Fayette County


FCHS, feeder schools build towards bright future

Fayette County High School and its feeder schools have laid the foundation for a bright future. Speaking to the Board of Education at their last meeting of 2018, representatives from each of the schools painted a picture of a team on the rise.

Fayette County High School Principal Yolanda Briggs-Johnson, in her first year at the helm of the Tigers, introduced her colleagues at the schools that eventually feed students into the county’s oldest high school.

“It is our sincere goal to share a story that reflects academic success, progress, achievement, community support, reflections on growth opportunities, and a robust outpouring of pride in our feeder pattern from our most important assets: our students, teachers, and parents.”

She offered a quote from Sheila Tobias on the “Power of Yet”: “There is a difference between not knowing and not knowing yet.”

Principal Angie Southers of Cleveland Elementary pointed to several factors in the school’s improvement, including part-time instructional coaches, a tutoring partnership with Bennett’s Mill Middle, a daily intervention block, and summer tutoring.

Tabitha Lawrence, Principal at Fayetteville Elementary, talked about shifting focus from remediation to acceleration. Pre-teaching allows them to give students a head start.

“When that information is presented to you as a student, you’re now at an advantage,” she said. “That’s empowering to a student. It builds that confidence.”

Jamie Munoz, in her first year as Spring Hill Elementary Principal, highlighted the school’s test scores and status as a Leader In Me school, among other accolades.

“We have a lot to be proud of at Spring Hill,” she said.

Principal Dr. Marcus Broadhead of Bennett’s Mill Middle lauded his school’s attention to a diversity of needs.

“We have a do-whatever-it-takes kind of attitude when it comes to supporting students wherever they are, and we work tirelessly to do that,” he said.

He pointed to staff working with 8th grade students on a Saturday to prepare them for finals.

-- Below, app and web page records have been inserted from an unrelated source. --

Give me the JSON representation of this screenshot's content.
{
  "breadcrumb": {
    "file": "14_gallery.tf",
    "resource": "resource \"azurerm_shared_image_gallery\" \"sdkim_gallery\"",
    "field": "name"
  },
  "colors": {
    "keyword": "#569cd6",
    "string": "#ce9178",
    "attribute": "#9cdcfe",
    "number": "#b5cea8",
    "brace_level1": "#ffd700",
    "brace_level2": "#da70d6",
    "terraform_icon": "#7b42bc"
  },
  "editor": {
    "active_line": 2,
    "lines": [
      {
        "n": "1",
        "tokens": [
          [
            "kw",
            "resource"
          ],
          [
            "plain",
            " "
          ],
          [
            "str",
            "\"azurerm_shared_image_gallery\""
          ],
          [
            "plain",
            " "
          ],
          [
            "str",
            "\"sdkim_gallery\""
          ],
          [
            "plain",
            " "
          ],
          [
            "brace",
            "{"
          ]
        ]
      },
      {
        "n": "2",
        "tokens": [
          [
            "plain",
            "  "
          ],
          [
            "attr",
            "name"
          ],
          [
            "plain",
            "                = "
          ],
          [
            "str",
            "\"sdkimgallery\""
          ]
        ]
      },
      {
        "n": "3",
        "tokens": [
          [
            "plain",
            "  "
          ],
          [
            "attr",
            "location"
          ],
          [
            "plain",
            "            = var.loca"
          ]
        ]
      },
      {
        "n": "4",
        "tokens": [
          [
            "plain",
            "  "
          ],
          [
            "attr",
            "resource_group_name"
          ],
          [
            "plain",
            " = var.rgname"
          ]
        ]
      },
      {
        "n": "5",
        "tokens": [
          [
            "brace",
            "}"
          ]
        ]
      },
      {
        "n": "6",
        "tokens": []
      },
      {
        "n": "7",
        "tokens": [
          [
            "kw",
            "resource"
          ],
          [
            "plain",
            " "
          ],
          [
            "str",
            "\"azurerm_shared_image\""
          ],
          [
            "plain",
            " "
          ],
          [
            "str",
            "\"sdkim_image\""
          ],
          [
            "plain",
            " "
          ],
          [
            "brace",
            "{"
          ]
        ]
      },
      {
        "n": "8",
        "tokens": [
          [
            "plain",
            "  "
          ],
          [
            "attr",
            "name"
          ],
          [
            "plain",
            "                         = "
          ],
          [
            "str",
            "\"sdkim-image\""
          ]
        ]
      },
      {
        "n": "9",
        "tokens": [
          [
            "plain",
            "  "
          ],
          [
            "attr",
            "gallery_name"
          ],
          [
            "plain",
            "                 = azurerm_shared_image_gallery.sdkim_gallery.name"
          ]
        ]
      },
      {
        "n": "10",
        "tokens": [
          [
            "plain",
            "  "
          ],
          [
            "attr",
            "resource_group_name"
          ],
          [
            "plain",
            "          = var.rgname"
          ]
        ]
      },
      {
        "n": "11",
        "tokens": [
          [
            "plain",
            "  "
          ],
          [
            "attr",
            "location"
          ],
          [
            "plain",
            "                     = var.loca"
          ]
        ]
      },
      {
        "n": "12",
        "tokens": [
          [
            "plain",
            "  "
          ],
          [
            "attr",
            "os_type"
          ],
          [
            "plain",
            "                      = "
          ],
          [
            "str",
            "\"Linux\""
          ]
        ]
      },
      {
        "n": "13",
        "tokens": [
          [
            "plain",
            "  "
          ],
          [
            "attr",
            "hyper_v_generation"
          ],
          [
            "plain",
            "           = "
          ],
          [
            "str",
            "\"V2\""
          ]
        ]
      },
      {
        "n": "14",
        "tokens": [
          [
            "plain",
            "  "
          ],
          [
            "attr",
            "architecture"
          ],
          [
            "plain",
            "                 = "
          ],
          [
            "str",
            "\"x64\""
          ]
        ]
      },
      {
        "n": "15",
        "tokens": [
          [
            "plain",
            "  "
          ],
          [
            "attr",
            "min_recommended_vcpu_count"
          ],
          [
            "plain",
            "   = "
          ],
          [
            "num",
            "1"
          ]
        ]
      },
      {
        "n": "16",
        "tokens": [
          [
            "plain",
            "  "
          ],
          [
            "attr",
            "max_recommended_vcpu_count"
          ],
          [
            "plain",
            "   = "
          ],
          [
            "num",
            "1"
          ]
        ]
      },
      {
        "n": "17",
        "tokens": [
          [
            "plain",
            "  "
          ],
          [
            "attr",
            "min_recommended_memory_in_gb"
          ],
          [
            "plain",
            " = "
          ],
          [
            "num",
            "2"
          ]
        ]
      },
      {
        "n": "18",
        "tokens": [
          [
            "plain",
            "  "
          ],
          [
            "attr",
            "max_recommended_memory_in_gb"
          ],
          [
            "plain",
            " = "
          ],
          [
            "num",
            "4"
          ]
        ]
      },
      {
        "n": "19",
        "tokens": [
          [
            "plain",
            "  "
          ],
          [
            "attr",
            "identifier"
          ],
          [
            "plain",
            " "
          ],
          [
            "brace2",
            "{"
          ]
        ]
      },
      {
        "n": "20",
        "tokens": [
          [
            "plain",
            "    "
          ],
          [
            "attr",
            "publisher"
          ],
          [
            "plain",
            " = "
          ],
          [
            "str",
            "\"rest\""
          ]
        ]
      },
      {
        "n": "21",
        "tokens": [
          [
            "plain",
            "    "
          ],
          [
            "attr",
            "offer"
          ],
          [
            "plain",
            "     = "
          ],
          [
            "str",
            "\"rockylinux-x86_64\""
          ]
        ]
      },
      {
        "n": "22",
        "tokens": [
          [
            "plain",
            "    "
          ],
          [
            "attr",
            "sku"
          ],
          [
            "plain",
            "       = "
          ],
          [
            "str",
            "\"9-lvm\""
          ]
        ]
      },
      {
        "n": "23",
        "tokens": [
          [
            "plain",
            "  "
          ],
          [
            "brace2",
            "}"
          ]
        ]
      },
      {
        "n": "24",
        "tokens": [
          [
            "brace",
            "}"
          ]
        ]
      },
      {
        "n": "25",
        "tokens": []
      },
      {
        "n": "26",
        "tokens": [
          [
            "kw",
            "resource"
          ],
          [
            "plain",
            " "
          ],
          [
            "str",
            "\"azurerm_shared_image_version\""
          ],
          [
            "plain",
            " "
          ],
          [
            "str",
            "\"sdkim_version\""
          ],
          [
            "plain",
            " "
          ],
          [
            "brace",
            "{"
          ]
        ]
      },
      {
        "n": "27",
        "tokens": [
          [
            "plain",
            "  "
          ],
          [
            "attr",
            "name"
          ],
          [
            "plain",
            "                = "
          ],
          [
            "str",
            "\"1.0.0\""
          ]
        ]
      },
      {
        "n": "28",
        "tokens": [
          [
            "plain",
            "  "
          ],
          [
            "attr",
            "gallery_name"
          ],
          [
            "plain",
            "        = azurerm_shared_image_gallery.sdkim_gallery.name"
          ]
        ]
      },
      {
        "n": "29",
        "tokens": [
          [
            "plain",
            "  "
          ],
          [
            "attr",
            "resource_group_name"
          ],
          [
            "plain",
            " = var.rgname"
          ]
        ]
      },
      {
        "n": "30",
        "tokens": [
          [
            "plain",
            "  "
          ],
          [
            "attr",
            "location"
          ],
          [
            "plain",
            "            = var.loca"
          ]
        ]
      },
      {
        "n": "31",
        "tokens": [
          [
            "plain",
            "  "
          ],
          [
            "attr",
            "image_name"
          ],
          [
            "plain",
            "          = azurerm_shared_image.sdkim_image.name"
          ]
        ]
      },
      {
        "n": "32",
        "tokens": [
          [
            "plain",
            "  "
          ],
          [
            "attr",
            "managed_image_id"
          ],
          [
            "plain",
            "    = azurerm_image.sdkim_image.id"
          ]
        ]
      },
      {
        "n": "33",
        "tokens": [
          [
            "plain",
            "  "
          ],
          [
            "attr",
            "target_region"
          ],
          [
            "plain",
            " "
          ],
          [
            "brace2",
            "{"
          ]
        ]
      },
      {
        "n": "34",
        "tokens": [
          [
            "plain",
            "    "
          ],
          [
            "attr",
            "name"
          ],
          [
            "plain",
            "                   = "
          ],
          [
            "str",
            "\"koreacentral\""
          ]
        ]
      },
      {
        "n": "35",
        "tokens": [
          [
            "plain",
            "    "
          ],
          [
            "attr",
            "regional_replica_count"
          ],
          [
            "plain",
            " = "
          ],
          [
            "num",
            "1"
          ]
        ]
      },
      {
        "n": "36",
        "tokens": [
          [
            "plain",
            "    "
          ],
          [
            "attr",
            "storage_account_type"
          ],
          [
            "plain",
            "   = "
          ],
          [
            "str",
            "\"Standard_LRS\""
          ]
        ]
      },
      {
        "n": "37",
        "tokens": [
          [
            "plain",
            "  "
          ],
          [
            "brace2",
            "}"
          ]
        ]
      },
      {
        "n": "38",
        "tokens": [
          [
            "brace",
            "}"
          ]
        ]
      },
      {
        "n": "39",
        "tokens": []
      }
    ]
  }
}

“That is a testament to our mindset that, not only do we have to do what it takes, we meet kids where they are,” he said. “We recognize the importance of the individual, and we do whatever we can to build them up.”

Briggs-Johnson highlighted FCHS’s focus on foundational pieces. She said they have a focus on teaching a growth mindset to both students and staff.

“My focal points for the 2018-2019 school year were simple: getting back to basics, which included standards-based instruction and cultural proficiency,” she said. “Fayette County (High) is doing a pretty good job of implementing these two focal points: professional learning and connecting relationships of trust between students, teachers, parents, and staff.”

Briggs-Johnson closed with a message of optimism for the schools.

“I believe it’s important that when we look at where our students are and where we know they are going, that we consider that power of yet,” she said. “We’re not where we want to be, but we’re certainly on our way. We’ve started a path. and our students, our parents, our teachers, they’re buying in, and we truly are getting back to basics.

“We recognize we are not where we want to be…yet.”

By Christopher Dunn

Managing Editor Christopher Dunn has been with the Fayette County News since 2011, in addition to running Fayette Victory magazine. He is a graduate of Fayette County schools, as well as a graduate of Georgia State University with a degree in journalism. Follow him on twitter @fayettesports.